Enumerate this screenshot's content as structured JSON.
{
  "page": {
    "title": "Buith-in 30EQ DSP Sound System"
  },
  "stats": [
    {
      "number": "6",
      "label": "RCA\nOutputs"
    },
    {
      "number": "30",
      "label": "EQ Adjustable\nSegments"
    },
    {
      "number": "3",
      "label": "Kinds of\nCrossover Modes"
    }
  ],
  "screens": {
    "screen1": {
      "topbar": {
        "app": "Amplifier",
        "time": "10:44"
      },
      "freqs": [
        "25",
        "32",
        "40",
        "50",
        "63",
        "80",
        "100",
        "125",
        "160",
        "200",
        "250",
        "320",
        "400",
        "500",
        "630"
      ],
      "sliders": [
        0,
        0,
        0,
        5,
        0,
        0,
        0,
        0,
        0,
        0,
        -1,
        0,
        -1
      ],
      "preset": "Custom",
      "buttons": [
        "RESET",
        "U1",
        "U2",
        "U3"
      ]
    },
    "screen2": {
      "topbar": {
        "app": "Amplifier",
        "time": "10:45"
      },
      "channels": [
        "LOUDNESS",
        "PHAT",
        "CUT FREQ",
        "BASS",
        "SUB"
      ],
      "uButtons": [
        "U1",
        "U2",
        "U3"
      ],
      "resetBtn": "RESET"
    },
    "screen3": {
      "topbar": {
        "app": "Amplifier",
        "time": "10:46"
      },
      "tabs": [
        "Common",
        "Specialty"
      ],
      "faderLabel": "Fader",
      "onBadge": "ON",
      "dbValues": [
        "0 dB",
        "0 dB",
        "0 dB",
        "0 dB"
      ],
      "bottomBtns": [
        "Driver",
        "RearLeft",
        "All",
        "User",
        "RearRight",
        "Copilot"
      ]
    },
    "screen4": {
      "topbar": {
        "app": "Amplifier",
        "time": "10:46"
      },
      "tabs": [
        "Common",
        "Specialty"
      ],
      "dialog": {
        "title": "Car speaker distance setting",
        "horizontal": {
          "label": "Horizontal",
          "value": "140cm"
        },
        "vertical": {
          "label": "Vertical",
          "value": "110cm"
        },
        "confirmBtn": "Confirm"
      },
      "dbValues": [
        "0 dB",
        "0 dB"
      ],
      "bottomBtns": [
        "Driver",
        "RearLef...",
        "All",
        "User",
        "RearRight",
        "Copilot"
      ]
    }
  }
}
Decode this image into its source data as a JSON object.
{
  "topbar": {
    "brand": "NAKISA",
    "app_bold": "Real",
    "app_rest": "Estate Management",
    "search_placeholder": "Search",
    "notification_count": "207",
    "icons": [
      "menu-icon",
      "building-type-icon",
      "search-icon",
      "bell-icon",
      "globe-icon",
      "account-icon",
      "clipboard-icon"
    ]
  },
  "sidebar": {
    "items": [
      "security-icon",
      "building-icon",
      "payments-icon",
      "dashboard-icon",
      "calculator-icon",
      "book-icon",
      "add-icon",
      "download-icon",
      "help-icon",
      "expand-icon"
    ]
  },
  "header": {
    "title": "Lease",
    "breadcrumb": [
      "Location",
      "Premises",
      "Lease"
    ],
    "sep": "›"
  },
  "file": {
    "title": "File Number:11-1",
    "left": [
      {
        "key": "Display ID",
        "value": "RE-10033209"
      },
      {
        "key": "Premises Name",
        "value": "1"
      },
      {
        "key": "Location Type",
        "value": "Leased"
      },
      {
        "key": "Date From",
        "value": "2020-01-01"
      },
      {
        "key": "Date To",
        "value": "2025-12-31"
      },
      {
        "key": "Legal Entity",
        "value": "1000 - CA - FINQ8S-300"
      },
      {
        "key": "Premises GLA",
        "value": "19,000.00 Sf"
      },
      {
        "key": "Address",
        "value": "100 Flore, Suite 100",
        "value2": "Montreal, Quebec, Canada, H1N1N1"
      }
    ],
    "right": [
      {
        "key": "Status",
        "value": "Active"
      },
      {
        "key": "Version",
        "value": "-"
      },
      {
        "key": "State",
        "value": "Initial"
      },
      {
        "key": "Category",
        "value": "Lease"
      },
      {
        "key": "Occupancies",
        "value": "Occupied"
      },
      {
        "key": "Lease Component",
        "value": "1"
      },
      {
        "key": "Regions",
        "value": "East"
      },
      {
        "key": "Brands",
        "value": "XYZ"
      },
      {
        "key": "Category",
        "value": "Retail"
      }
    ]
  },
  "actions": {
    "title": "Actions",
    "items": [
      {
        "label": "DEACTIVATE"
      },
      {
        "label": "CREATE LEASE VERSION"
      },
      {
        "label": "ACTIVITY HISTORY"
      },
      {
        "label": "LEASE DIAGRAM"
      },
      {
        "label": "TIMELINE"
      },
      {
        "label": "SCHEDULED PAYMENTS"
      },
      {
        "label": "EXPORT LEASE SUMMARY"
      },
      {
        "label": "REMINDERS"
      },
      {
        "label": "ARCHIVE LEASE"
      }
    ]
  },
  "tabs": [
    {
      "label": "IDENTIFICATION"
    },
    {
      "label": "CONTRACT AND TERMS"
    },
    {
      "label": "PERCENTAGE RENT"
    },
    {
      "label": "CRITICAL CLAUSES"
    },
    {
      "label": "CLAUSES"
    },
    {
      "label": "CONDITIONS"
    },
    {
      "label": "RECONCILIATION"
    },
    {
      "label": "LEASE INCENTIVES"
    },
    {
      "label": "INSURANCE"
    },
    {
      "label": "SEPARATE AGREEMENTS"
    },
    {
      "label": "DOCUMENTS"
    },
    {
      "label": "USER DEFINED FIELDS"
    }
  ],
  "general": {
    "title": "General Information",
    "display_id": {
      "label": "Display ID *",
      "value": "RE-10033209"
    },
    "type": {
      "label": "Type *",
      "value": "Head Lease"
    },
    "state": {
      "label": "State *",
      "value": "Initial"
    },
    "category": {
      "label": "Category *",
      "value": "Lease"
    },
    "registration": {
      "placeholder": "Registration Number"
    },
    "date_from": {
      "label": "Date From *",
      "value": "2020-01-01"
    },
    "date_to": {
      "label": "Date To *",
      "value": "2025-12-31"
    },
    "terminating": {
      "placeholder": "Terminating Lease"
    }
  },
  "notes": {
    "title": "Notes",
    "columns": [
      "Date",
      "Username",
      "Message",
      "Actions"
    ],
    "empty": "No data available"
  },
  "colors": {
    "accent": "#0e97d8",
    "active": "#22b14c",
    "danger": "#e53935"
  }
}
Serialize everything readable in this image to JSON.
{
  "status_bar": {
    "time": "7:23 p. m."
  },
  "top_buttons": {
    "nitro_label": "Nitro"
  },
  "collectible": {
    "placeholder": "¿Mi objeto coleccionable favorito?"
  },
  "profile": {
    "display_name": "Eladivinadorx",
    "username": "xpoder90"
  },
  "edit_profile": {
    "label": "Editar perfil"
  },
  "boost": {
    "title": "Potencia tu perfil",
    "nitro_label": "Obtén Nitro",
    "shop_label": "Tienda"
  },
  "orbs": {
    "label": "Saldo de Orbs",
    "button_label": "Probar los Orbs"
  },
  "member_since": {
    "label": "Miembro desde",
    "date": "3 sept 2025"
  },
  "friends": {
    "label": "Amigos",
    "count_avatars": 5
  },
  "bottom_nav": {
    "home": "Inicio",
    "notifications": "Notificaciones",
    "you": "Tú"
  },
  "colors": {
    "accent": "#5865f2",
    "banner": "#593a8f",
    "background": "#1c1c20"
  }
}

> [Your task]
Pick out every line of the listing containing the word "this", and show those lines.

> [Solution to the exercise]
Enumerate this screenshot's content as structured JSON.
Decode this image into its source data as a JSON object.
Serialize everything readable in this image to JSON.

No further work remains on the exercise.